“Legislative in the Congress, yet checked by negative [veto] of the executive. Executive in the President, yet checked by impeachment of Congress.” — Alexander Hamilton, 1788
For the third time in 46 years, Congress is investigating a president to determine whether he should remain in office. The question is whether President Donald Trump tried to engage a foreign power, Ukraine, to interfere in the 2020 presidential election. Specifically, to investigate a political rival, Joe Biden, now a leading candidate for the Democratic presidential nomination.
President Trump’s request to Ukrainian President Volodymyr Zelensky in a July 25 phone call violates federal law, contradicts American values, and may even endanger American national security. It raises the greater principle of American sovereignty and independence from foreign interference. The framers of the Constitution understood this and included the impeachment clauses in the document just for this purpose.
The facts are not in dispute. They appear in a whistleblower’s report to members of Congress and in the White House summary. Several career diplomats, foreign service officers, and White House lawyers have also confirmed them in testimony to House committees.
Republicans do not dispute the facts but claim they do not rise to the level of impeachment.They also contend they have been left out of the process. But they serve on all three of the committees that have taken depositions and have had opportunities to ask questions and contradict assertions.
Republicans also complain that the depositions should not have been held in private. But the Nixon impeachment in 1974 included special counsel investigations into the Watergate cover-up. And the 1998 Clinton impeachment proceedings began with private grand jury hearings led by an independent counsel. So far, the process is almost the same as these two most recent predecessors.
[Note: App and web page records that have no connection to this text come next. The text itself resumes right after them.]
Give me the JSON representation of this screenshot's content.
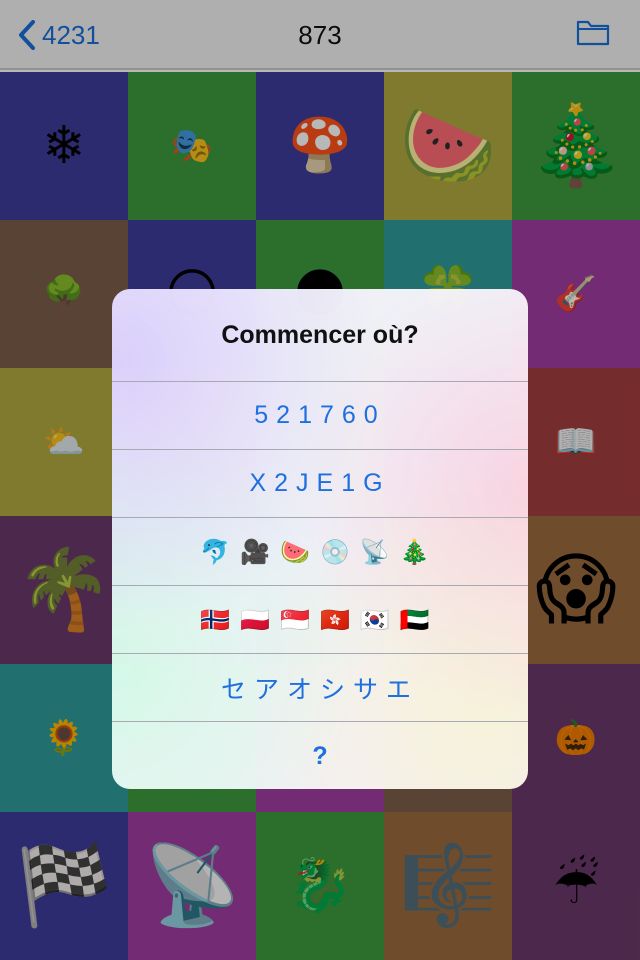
{
  "navbar": {
    "back_label": "4231",
    "title": "873"
  },
  "grid": [
    {
      "bg": "#3f3c9a",
      "emoji": "❄",
      "size": "m"
    },
    {
      "bg": "#3d9a3d",
      "emoji": "🎭",
      "size": "s"
    },
    {
      "bg": "#3f3c9a",
      "emoji": "🍄",
      "size": "m"
    },
    {
      "bg": "#b0aa3f",
      "emoji": "🍉",
      "size": "l"
    },
    {
      "bg": "#3d9a3d",
      "emoji": "🎄",
      "size": "l"
    },
    {
      "bg": "#7a5e4a",
      "emoji": "🌳",
      "size": "s"
    },
    {
      "bg": "#3f3c9a",
      "emoji": "🌕",
      "size": "m"
    },
    {
      "bg": "#3d9a3d",
      "emoji": "🌑",
      "size": "m"
    },
    {
      "bg": "#2e9a9a",
      "emoji": "🍀",
      "size": "m"
    },
    {
      "bg": "#a03ea0",
      "emoji": "🎸",
      "size": "s"
    },
    {
      "bg": "#b0aa3f",
      "emoji": "⛅",
      "size": "s"
    },
    {
      "bg": "#7a5e4a",
      "emoji": "",
      "size": "m"
    },
    {
      "bg": "#3d9a3d",
      "emoji": "",
      "size": "m"
    },
    {
      "bg": "#3f3c9a",
      "emoji": "",
      "size": "m"
    },
    {
      "bg": "#a33d3d",
      "emoji": "📖",
      "size": "s"
    },
    {
      "bg": "#6a3a6a",
      "emoji": "🌴",
      "size": "l"
    },
    {
      "bg": "#a03ea0",
      "emoji": "",
      "size": "m"
    },
    {
      "bg": "#3f3c9a",
      "emoji": "",
      "size": "m"
    },
    {
      "bg": "#3d9a3d",
      "emoji": "",
      "size": "m"
    },
    {
      "bg": "#9a6a3d",
      "emoji": "😱",
      "size": "l"
    },
    {
      "bg": "#2e9a9a",
      "emoji": "🌻",
      "size": "s"
    },
    {
      "bg": "#3d9a3d",
      "emoji": "",
      "size": "m"
    },
    {
      "bg": "#a03ea0",
      "emoji": "",
      "size": "m"
    },
    {
      "bg": "#7a5e4a",
      "emoji": "",
      "size": "m"
    },
    {
      "bg": "#6a3a6a",
      "emoji": "🎃",
      "size": "s"
    },
    {
      "bg": "#3f3c9a",
      "emoji": "🏁",
      "size": "l"
    },
    {
      "bg": "#a03ea0",
      "emoji": "📡",
      "size": "l"
    },
    {
      "bg": "#3d9a3d",
      "emoji": "🐉",
      "size": "m"
    },
    {
      "bg": "#9a6a3d",
      "emoji": "🎼",
      "size": "l"
    },
    {
      "bg": "#6a3a6a",
      "emoji": "☔",
      "size": "m"
    }
  ],
  "dialog": {
    "title": "Commencer où?",
    "options": [
      "521760",
      "X2JE1G",
      "🐬🎥🍉💿📡🎄",
      "🇳🇴🇵🇱🇸🇬🇭🇰🇰🇷🇦🇪",
      "セアオシサエ",
      "?"
    ]
  },
  "colors": {
    "accent": "#1e6fe0"
  }
}
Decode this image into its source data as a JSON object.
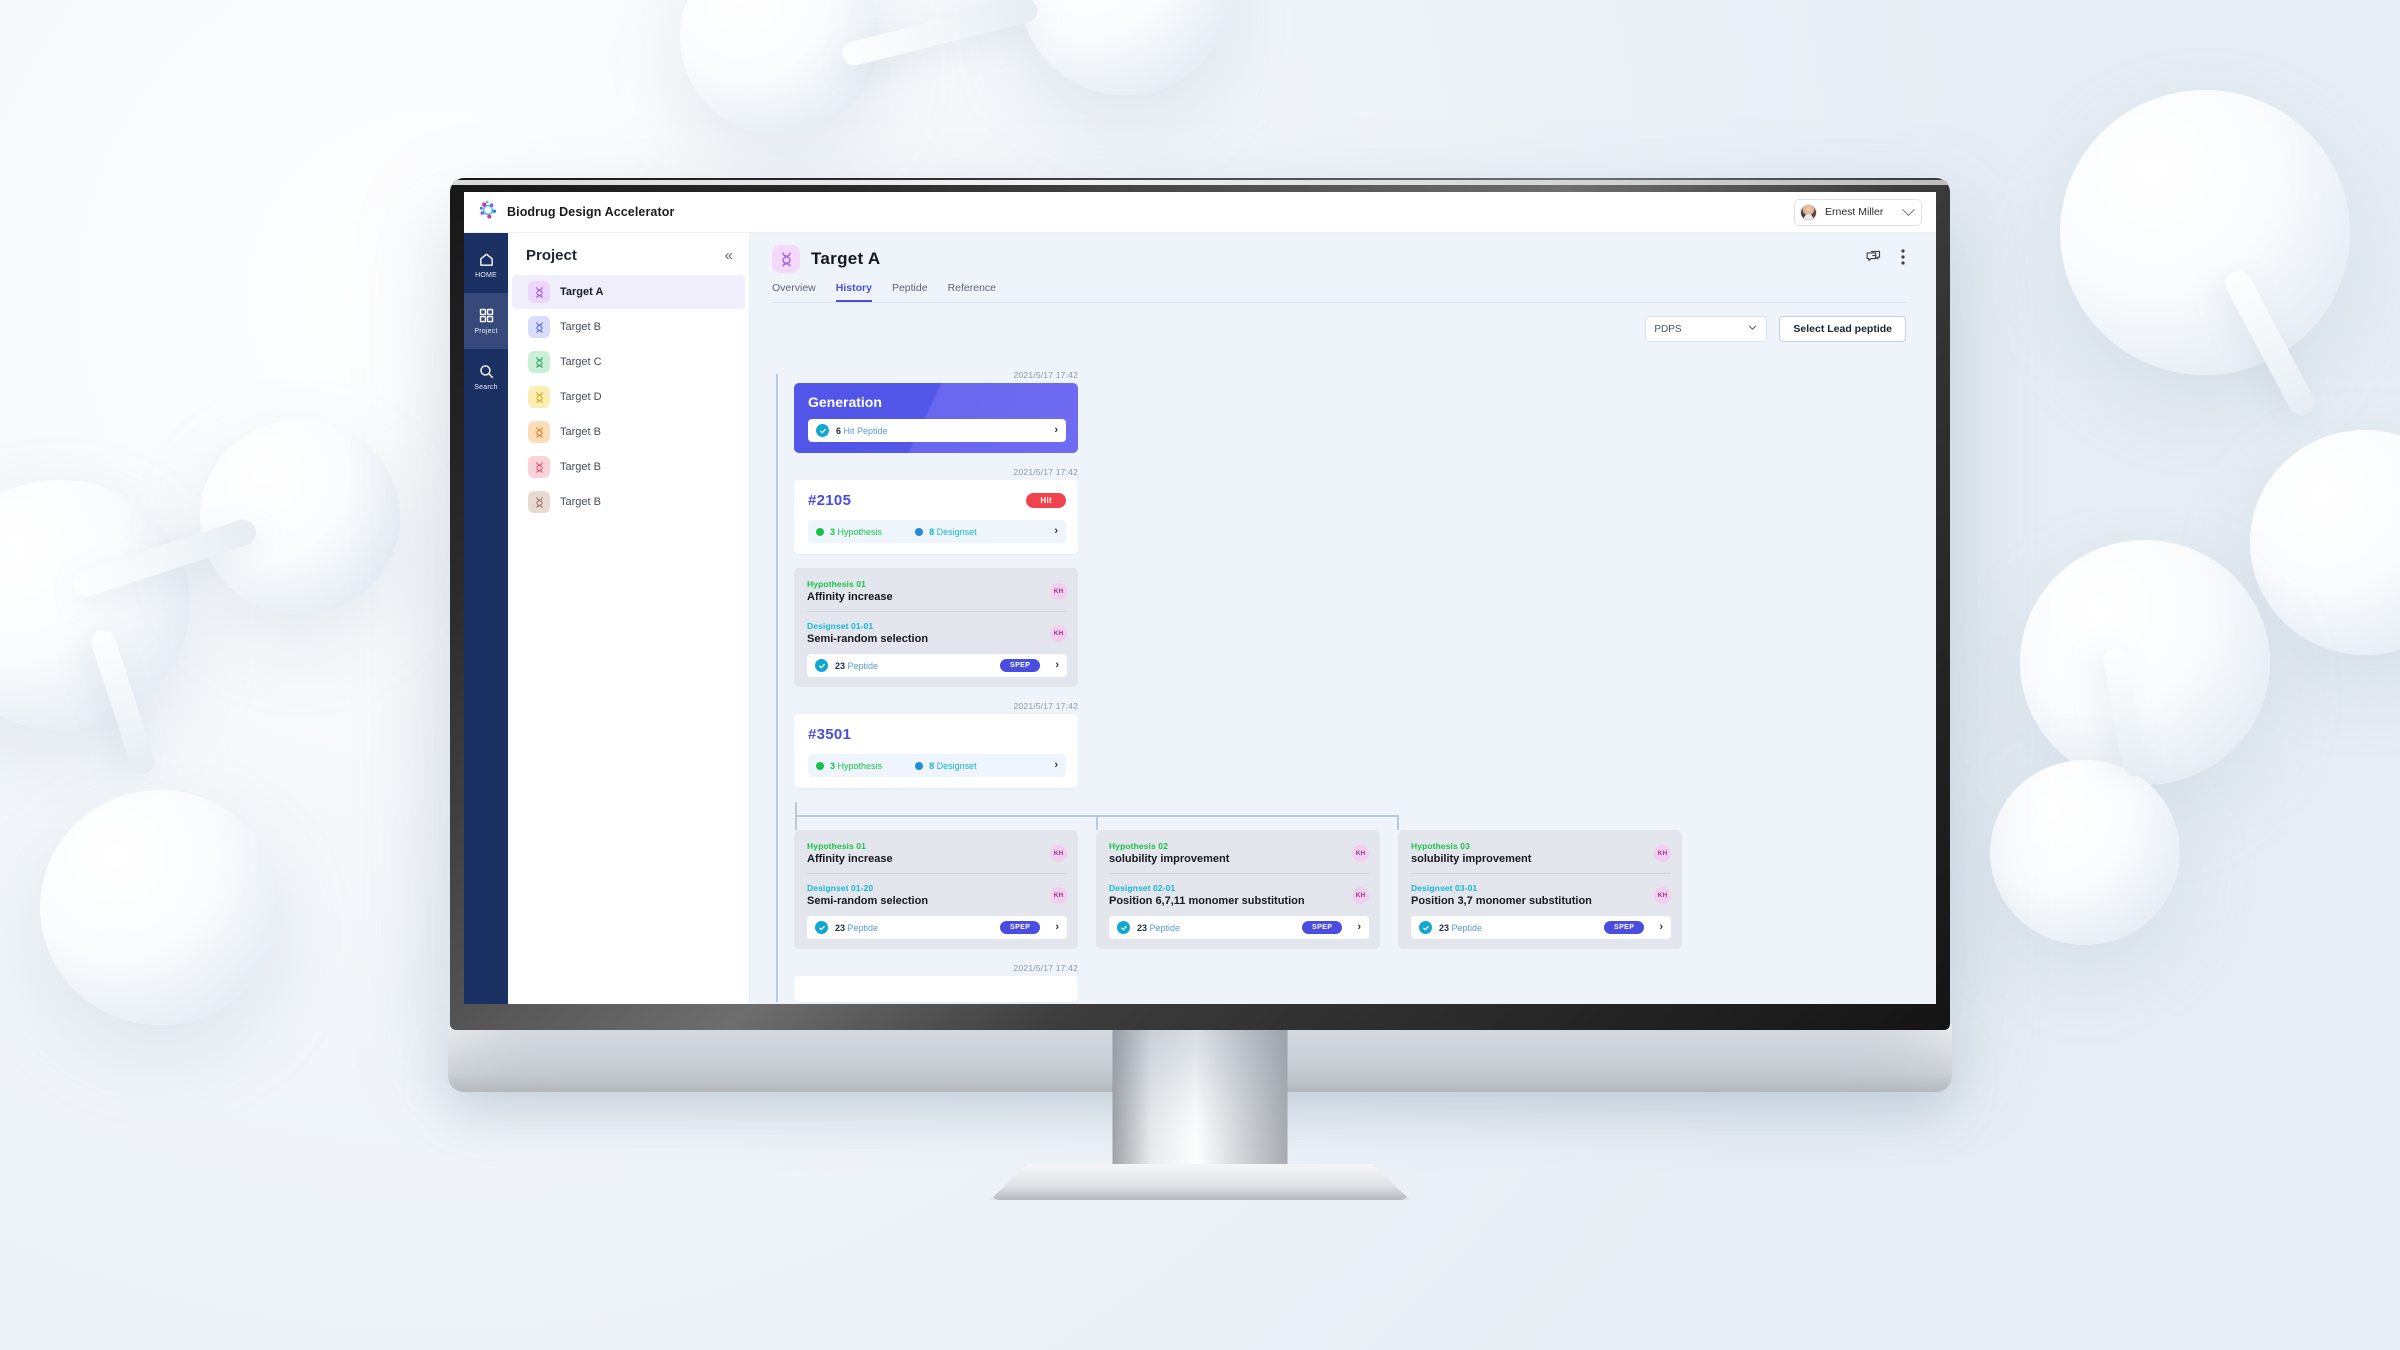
{
  "app": {
    "brand_name": "Biodrug Design Accelerator",
    "logo_icon": "molecule-logo-icon",
    "user": {
      "name": "Ernest Miller",
      "avatar_icon": "user-avatar",
      "caret_icon": "chevron-down-icon"
    }
  },
  "rail": {
    "items": [
      {
        "label": "HOME",
        "icon": "home-icon",
        "active": false
      },
      {
        "label": "Project",
        "icon": "grid-icon",
        "active": true
      },
      {
        "label": "Search",
        "icon": "search-icon",
        "active": false
      }
    ]
  },
  "projects": {
    "title": "Project",
    "collapse_icon": "chevrons-left-icon",
    "items": [
      {
        "label": "Target A",
        "color": "#edd6fb",
        "stroke": "#a765e0",
        "active": true
      },
      {
        "label": "Target B",
        "color": "#d9dcfb",
        "stroke": "#6b73dd",
        "active": false
      },
      {
        "label": "Target C",
        "color": "#c9f0d7",
        "stroke": "#3cab6a",
        "active": false
      },
      {
        "label": "Target D",
        "color": "#fbeeb4",
        "stroke": "#dfae2a",
        "active": false
      },
      {
        "label": "Target B",
        "color": "#fbddb9",
        "stroke": "#e08a38",
        "active": false
      },
      {
        "label": "Target B",
        "color": "#fbd2d8",
        "stroke": "#e0607a",
        "active": false
      },
      {
        "label": "Target B",
        "color": "#e8d9d3",
        "stroke": "#a58277",
        "active": false
      }
    ]
  },
  "header": {
    "target_title": "Target  A",
    "target_swatch_color": "#f4d9fb",
    "target_swatch_stroke": "#a765e0",
    "comment_icon": "comments-icon",
    "more_icon": "more-vertical-icon",
    "tabs": [
      {
        "label": "Overview",
        "active": false
      },
      {
        "label": "History",
        "active": true
      },
      {
        "label": "Peptide",
        "active": false
      },
      {
        "label": "Reference",
        "active": false
      }
    ]
  },
  "toolbar": {
    "select_value": "PDPS",
    "select_caret_icon": "chevron-down-icon",
    "lead_button": "Select Lead peptide"
  },
  "colors": {
    "accent": "#4a4ee0",
    "hit_badge": "#f1434e",
    "hypothesis_green": "#18c24a",
    "designset_cyan": "#16b6d8",
    "check_blue": "#11a7d1",
    "rail_navy": "#1b3163",
    "canvas": "#eef4fa"
  },
  "timeline": [
    {
      "kind": "generation",
      "timestamp": "2021/5/17  17:42",
      "title": "Generation",
      "peptide_count": "6",
      "peptide_label": "Hit Peptide",
      "check_icon": "check-circle-icon",
      "chevron_icon": "chevron-right-icon"
    },
    {
      "kind": "node",
      "timestamp": "2021/5/17  17:42",
      "number": "#2105",
      "badge": "Hit",
      "hypothesis_count": "3",
      "hypothesis_label": "Hypothesis",
      "designset_count": "8",
      "designset_label": "Designset",
      "chevron_icon": "chevron-right-icon"
    },
    {
      "kind": "hypothesis-card",
      "hypothesis_kicker": "Hypothesis 01",
      "hypothesis_name": "Affinity increase",
      "hypothesis_owner": "KH",
      "designset_kicker": "Designset 01-01",
      "designset_name": "Semi-random selection",
      "designset_owner": "KH",
      "peptide_count": "23",
      "peptide_label": "Peptide",
      "method_badge": "SPEP",
      "check_icon": "check-circle-icon",
      "chevron_icon": "chevron-right-icon"
    },
    {
      "kind": "node",
      "timestamp": "2021/5/17  17:42",
      "number": "#3501",
      "badge": "",
      "hypothesis_count": "3",
      "hypothesis_label": "Hypothesis",
      "designset_count": "8",
      "designset_label": "Designset",
      "chevron_icon": "chevron-right-icon"
    },
    {
      "kind": "branch-row",
      "cards": [
        {
          "hypothesis_kicker": "Hypothesis 01",
          "hypothesis_name": "Affinity increase",
          "hypothesis_owner": "KH",
          "designset_kicker": "Designset 01-20",
          "designset_name": "Semi-random selection",
          "designset_owner": "KH",
          "peptide_count": "23",
          "peptide_label": "Peptide",
          "method_badge": "SPEP"
        },
        {
          "hypothesis_kicker": "Hypothesis 02",
          "hypothesis_name": "solubility improvement",
          "hypothesis_owner": "KH",
          "designset_kicker": "Designset 02-01",
          "designset_name": "Position 6,7,11 monomer substitution",
          "designset_owner": "KH",
          "peptide_count": "23",
          "peptide_label": "Peptide",
          "method_badge": "SPEP"
        },
        {
          "hypothesis_kicker": "Hypothesis 03",
          "hypothesis_name": "solubility improvement",
          "hypothesis_owner": "KH",
          "designset_kicker": "Designset 03-01",
          "designset_name": "Position 3,7 monomer substitution",
          "designset_owner": "KH",
          "peptide_count": "23",
          "peptide_label": "Peptide",
          "method_badge": "SPEP"
        }
      ]
    },
    {
      "kind": "footer-stamp",
      "timestamp": "2021/5/17  17:42"
    }
  ]
}
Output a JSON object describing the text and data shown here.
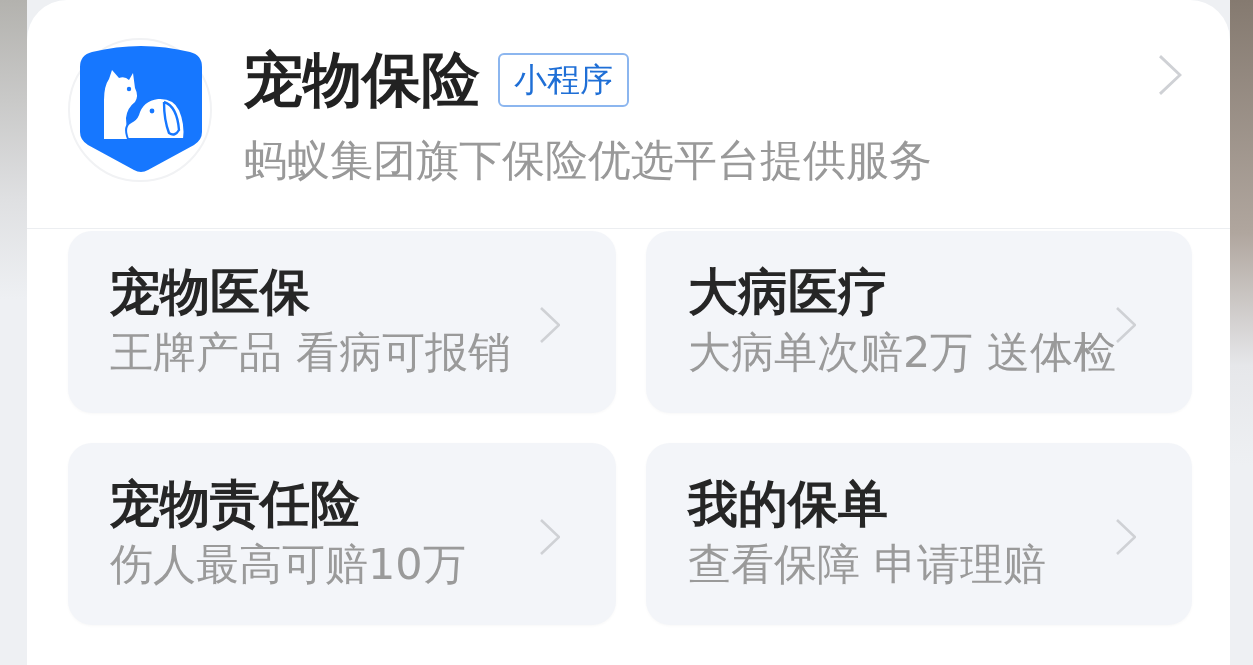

With the passage of an October 31 House resolution, open public hearings will begin in mid-November in the House Intelligence Committee, which consists of 13 Democrats and nine Republicans. If the committee issues a report, the proceedings move to the Judiciary Committee with 24 Democrats and 17 Republicans. The president and his lawyers then will have the opportunity to ask questions, review evidence and testimony, and to bring in their own witnesses and information. The committee may or may not then develop articles of impeachment.
The Constitution states that presidents may be removed from office should they be found to have committed “treason, bribery, or other high crimes and misdemeanors.” Treason and bribery in law have clear meaning.But the phrase “high crimes and misdemeanors” is not self-defining. As a lawyer trained in British law, Hamilton knew what it meant. Impeachment was practiced against the king’s ministers, though not the king himself, until parliamentary sovereignty developed at the end of the 17th century. In Federalist 65, Hamilton wrote that impeachment results from “misconduct,” or, “in other words, from the abuse or violation of some public trust.” In short, the abuse of power.
The Constitution empowers the House to begin the impeachment process. In this way, the House acts like a grand jury when prosecutors, without defense counsel present, ask jurors whether sufficient evidence exists to go to trial. If the House affirms one or more articles of impeachment by a simple House majority, the process moves to the Senate. For the Senate to convict (that is, remove) a president from office, two-thirds must vote to approve at least one of the articles.
Hamilton believed that presidents must possess great power. He had in mind a virtuous president who worked selflessly on behalf of the people. As he wrote in Federalist 70, there is “a high probability” that presidents will be known as “pre-eminent for ability and virtue.” He knew, however, that things could go awry, which is why he favored impeachment for presidents engaged in the abuse of power.
As of now, the House is only inquiring into whether President Trump abused power in his request to President Zelensky. Some representatives want to add obstruction of Congress because the president claims that absolute executive privilege empowers him to withhold documents and to prohibit administration officials from testifying. In 1974, the Supreme Court rejected this argument when Richard Nixon asserted it during his impeachment.
Others want to include the president’s 10 instances of obstruction of justice that Robert S. Mueller III, the special counsel in the Russia investigation, laid out in his final report last spring.
Some think that President Trump has violated yet another, somewhat obscure, provision of the Constitution, the emoluments clause, which prohibits presidents from receiving gifts or money, beyond his salary, from foreign powers or domestic sources. They charge that he has enriched himself because his hotel near the White House and golf courses have hosted several foreign and domestic visitors seeking influence.
While the facts of the call are indisputable, we are in a daily wait-and-see mode as events unfold. Then again, the House may decide that the president’s request to Ukraine to investigate Joe Biden does not rise to a high crime and misdemeanor and deserves censure, not impeachment.
Jack Fruchtman, a seasonal Aquinnah resident, will address presidential power and the impeachment inquiry at the Martha’s Vineyard Museum on Tuesday, Nov. 12 at 6 pm.